====== Provided entries ======

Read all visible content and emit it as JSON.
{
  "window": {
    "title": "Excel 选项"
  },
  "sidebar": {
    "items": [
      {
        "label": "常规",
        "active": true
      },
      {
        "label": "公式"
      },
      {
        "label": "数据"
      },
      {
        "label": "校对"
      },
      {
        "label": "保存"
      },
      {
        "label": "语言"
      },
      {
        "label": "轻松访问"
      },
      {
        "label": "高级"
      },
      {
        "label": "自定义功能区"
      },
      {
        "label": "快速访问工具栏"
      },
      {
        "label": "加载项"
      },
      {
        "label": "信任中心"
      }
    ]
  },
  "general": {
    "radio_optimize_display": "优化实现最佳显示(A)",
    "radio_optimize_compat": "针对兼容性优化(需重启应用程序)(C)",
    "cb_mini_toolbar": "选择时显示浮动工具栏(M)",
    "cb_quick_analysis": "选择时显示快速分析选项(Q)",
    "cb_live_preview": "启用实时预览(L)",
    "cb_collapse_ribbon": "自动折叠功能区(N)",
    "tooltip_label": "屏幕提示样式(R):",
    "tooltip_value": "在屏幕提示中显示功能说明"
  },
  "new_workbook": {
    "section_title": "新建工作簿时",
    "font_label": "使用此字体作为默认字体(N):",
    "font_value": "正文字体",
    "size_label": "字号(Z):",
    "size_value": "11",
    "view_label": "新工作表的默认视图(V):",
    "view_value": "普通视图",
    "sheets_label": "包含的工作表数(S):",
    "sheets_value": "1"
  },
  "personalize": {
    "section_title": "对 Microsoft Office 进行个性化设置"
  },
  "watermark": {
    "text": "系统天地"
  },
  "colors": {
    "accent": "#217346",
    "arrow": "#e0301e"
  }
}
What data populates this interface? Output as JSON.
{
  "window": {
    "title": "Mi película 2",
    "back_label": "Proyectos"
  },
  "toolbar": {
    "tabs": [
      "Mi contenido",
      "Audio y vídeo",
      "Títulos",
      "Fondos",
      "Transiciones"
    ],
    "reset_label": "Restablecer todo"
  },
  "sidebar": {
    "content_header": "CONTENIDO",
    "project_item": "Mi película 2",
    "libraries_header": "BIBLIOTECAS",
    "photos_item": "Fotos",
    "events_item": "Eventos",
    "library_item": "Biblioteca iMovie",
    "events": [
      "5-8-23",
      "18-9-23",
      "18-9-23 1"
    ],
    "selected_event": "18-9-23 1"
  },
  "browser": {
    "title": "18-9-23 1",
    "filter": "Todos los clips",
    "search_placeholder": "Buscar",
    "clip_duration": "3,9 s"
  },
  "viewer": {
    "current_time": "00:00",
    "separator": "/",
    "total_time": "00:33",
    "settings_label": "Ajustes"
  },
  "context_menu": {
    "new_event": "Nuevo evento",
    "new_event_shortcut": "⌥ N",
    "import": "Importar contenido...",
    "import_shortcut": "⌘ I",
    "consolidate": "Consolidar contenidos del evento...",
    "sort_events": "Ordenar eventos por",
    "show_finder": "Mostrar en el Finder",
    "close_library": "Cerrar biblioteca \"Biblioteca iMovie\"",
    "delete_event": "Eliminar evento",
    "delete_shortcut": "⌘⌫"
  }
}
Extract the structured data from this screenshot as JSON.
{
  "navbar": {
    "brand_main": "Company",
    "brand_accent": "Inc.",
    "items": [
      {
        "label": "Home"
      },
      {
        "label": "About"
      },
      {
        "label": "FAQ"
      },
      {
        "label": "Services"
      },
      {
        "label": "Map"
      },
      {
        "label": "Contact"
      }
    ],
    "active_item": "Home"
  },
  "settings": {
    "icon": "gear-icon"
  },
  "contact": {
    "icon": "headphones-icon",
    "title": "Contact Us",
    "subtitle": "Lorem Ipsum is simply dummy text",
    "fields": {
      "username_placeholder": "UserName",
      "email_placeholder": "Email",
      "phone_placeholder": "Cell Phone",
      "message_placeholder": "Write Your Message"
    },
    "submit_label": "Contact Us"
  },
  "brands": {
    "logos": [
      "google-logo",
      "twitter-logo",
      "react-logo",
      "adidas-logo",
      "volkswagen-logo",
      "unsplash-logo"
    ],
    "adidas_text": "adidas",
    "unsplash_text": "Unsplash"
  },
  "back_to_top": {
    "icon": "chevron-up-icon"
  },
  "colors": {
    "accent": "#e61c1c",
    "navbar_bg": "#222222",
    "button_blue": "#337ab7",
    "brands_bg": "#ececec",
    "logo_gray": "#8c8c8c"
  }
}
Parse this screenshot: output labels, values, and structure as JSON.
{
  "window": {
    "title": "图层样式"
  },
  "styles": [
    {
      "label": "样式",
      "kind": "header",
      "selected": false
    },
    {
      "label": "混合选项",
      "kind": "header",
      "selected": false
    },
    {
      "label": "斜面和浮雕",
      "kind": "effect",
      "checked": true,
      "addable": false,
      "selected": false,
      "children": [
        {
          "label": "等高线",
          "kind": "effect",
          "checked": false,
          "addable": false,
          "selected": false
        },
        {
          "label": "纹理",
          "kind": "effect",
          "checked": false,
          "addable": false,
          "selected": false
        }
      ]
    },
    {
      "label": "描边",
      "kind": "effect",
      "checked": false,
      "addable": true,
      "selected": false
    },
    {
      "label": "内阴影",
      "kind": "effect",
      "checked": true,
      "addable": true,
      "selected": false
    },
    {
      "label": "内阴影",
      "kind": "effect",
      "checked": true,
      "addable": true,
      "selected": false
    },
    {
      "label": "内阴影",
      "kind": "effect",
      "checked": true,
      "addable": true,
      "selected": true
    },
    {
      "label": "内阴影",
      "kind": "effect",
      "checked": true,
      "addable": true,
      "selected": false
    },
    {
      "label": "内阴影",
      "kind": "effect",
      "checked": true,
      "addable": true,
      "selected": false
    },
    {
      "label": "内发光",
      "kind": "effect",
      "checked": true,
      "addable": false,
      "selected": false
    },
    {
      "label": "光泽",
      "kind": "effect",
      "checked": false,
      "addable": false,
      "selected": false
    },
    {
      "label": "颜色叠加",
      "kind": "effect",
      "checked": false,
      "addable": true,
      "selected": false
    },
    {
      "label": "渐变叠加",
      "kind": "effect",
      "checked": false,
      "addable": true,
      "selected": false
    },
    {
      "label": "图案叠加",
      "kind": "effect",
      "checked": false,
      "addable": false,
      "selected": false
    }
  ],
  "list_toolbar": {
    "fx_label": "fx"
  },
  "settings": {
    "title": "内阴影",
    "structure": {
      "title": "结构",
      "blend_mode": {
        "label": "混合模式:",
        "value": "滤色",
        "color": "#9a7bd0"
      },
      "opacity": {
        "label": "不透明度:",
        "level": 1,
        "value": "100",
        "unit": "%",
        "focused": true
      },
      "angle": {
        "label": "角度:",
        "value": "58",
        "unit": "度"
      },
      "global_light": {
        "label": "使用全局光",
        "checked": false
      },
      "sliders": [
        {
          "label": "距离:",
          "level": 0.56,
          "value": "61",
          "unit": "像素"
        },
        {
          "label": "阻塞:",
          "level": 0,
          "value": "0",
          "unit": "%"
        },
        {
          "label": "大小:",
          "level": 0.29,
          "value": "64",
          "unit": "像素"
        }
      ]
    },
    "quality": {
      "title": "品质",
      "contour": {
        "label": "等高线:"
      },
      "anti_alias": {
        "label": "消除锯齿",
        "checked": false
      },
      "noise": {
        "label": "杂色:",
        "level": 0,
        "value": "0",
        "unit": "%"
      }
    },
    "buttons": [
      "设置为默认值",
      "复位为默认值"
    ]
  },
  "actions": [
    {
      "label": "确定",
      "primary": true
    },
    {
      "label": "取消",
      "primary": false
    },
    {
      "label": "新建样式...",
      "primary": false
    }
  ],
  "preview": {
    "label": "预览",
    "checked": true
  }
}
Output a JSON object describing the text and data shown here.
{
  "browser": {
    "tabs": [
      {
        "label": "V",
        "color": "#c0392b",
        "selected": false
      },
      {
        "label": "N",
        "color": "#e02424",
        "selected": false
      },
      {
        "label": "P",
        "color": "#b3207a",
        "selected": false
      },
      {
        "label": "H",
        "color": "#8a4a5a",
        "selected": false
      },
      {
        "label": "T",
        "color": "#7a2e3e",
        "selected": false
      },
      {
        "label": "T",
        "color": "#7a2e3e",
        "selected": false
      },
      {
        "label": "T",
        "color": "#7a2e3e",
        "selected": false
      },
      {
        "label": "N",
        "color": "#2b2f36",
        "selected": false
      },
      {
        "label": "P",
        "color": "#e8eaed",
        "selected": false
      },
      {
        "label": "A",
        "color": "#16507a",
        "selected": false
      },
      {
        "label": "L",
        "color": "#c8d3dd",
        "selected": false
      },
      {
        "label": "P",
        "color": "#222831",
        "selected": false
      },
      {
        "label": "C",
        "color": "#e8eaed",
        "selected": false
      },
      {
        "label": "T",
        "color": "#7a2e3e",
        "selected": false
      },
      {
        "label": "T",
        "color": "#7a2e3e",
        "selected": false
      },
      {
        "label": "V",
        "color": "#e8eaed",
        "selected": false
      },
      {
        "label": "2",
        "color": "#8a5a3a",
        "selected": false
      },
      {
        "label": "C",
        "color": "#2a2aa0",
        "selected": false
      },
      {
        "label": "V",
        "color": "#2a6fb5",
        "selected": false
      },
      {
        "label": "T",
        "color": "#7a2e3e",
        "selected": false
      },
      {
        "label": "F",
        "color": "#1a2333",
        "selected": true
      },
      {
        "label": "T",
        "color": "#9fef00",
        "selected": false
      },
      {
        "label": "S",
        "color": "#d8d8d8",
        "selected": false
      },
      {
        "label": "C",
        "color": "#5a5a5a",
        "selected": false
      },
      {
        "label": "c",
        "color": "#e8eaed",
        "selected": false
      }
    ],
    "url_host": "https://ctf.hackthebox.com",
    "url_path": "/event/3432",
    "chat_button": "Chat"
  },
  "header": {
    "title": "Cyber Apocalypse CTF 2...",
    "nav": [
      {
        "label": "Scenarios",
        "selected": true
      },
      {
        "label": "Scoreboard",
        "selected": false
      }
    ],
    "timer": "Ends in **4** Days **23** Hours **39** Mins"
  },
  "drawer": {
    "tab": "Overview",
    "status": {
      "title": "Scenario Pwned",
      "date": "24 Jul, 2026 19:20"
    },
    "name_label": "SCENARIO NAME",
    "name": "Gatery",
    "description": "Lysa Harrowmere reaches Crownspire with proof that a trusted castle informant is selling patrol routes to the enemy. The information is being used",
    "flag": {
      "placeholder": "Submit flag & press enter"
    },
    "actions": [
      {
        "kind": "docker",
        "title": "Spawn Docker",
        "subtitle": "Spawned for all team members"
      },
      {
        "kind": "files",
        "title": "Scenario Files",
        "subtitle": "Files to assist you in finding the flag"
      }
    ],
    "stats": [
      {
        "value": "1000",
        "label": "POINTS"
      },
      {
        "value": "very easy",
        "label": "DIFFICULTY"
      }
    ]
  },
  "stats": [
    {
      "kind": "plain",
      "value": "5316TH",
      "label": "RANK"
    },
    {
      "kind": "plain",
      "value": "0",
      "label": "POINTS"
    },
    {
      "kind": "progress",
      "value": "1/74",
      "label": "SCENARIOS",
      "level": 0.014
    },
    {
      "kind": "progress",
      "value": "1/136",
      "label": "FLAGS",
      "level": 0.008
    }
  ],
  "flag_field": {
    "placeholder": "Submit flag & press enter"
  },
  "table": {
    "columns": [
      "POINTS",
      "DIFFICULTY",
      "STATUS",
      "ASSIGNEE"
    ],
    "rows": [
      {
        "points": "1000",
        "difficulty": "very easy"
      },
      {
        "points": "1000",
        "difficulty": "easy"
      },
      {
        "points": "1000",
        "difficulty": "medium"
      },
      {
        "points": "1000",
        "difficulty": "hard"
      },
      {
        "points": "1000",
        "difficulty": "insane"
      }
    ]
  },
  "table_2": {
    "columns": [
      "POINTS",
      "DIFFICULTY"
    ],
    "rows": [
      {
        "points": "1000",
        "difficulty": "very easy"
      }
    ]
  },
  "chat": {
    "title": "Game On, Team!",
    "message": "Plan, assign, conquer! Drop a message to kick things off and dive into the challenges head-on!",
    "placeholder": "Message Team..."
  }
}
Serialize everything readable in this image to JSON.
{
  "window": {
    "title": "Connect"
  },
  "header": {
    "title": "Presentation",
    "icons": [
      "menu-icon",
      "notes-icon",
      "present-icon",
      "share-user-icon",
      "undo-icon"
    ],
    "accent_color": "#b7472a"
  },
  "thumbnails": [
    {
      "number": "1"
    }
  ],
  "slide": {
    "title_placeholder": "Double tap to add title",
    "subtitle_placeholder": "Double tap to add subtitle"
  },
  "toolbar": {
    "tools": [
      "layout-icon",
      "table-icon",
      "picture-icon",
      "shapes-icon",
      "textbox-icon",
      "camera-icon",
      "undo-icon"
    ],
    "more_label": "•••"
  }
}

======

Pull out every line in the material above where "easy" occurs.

> _Result_
        "value": "very easy",
        "difficulty": "very easy"
        "difficulty": "easy"
        "difficulty": "very easy"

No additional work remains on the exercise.